§ **What you need to do**:
Print the data below verbatim, minus images.

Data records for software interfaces

────────────────────

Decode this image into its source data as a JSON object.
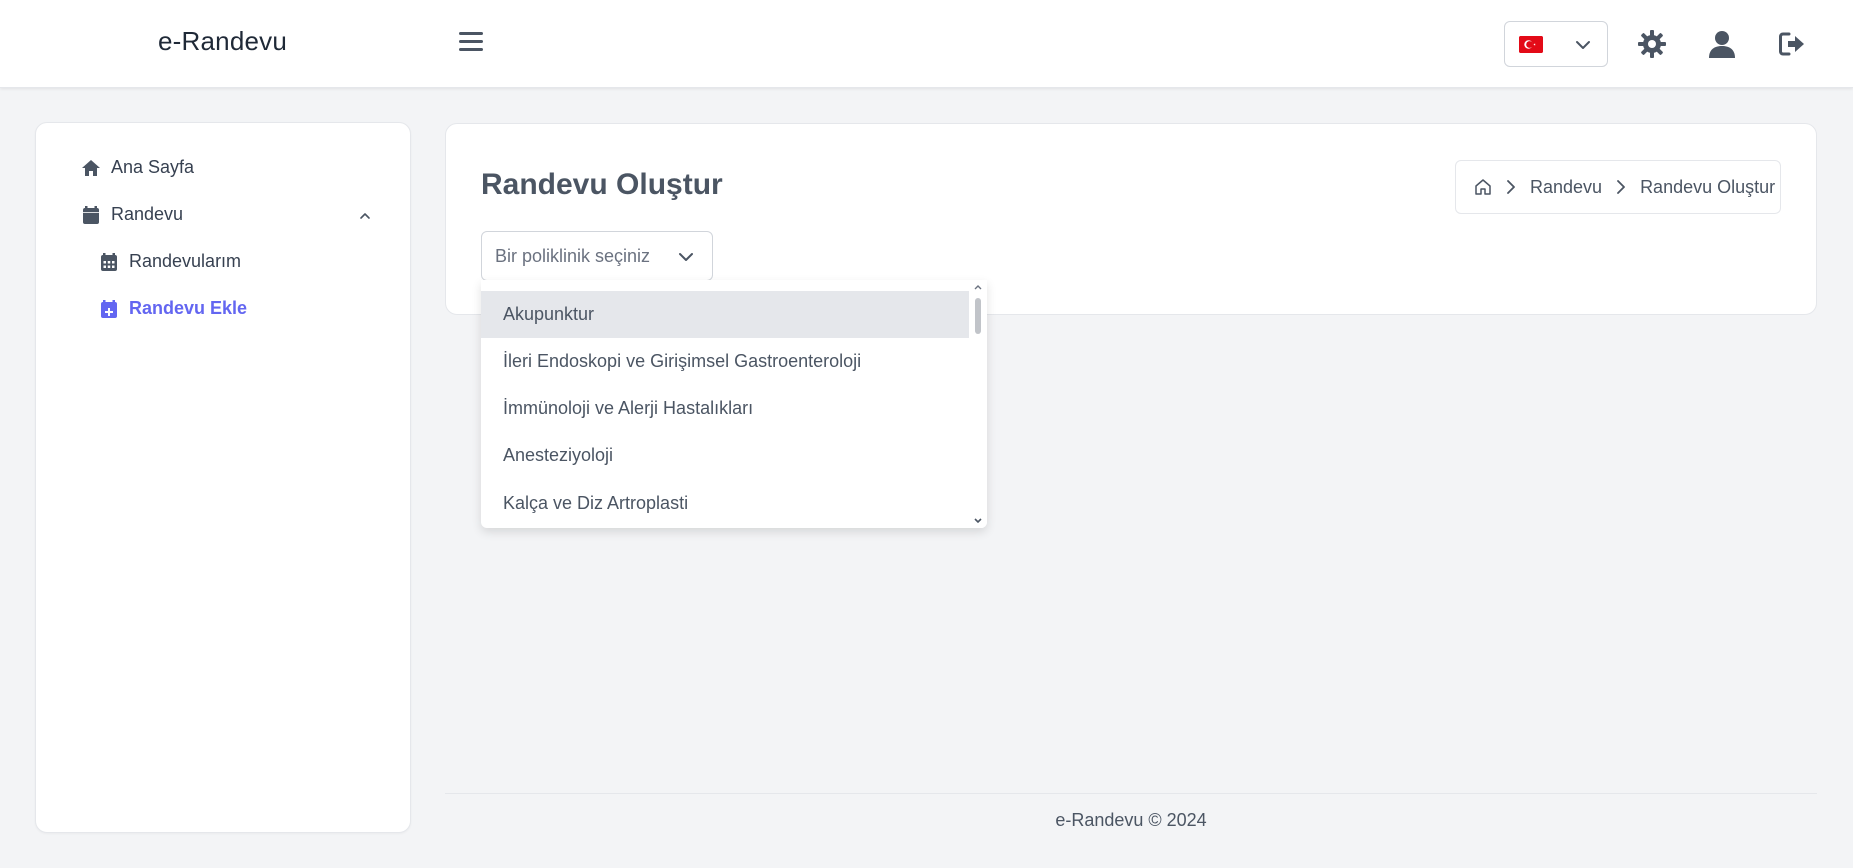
{
  "header": {
    "brand": "e-Randevu",
    "icons": [
      "menu-icon",
      "turkey-flag-icon",
      "chevron-down-icon",
      "settings-icon",
      "user-icon",
      "logout-icon"
    ]
  },
  "sidebar": {
    "items": [
      {
        "label": "Ana Sayfa",
        "icon": "home-icon"
      },
      {
        "label": "Randevu",
        "icon": "calendar-icon"
      },
      {
        "label": "Randevularım",
        "icon": "calendar-days-icon"
      },
      {
        "label": "Randevu Ekle",
        "icon": "calendar-plus-icon"
      }
    ]
  },
  "main": {
    "title": "Randevu Oluştur",
    "breadcrumb": [
      "Randevu",
      "Randevu Oluştur"
    ],
    "select_placeholder": "Bir poliklinik seçiniz",
    "options": [
      "Akupunktur",
      "İleri Endoskopi ve Girişimsel Gastroenteroloji",
      "İmmünoloji ve Alerji Hastalıkları",
      "Anesteziyoloji",
      "Kalça ve Diz Artroplasti"
    ]
  },
  "footer": {
    "text": "e-Randevu © 2024"
  },
  "colors": {
    "accent": "#6366f1",
    "text": "#4b5563",
    "background": "#f3f4f6",
    "highlight": "#e5e7eb"
  }
}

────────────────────

§ **Answer**:
Decode this image into its source data as a JSON object.
{
  "header": {
    "brand": "e-Randevu",
    "icons": [
      "menu-icon",
      "turkey-flag-icon",
      "chevron-down-icon",
      "settings-icon",
      "user-icon",
      "logout-icon"
    ]
  },
  "sidebar": {
    "items": [
      {
        "label": "Ana Sayfa",
        "icon": "home-icon"
      },
      {
        "label": "Randevu",
        "icon": "calendar-icon"
      },
      {
        "label": "Randevularım",
        "icon": "calendar-days-icon"
      },
      {
        "label": "Randevu Ekle",
        "icon": "calendar-plus-icon"
      }
    ]
  },
  "main": {
    "title": "Randevu Oluştur",
    "breadcrumb": [
      "Randevu",
      "Randevu Oluştur"
    ],
    "select_placeholder": "Bir poliklinik seçiniz",
    "options": [
      "Akupunktur",
      "İleri Endoskopi ve Girişimsel Gastroenteroloji",
      "İmmünoloji ve Alerji Hastalıkları",
      "Anesteziyoloji",
      "Kalça ve Diz Artroplasti"
    ]
  },
  "footer": {
    "text": "e-Randevu © 2024"
  },
  "colors": {
    "accent": "#6366f1",
    "text": "#4b5563",
    "background": "#f3f4f6",
    "highlight": "#e5e7eb"
  }
}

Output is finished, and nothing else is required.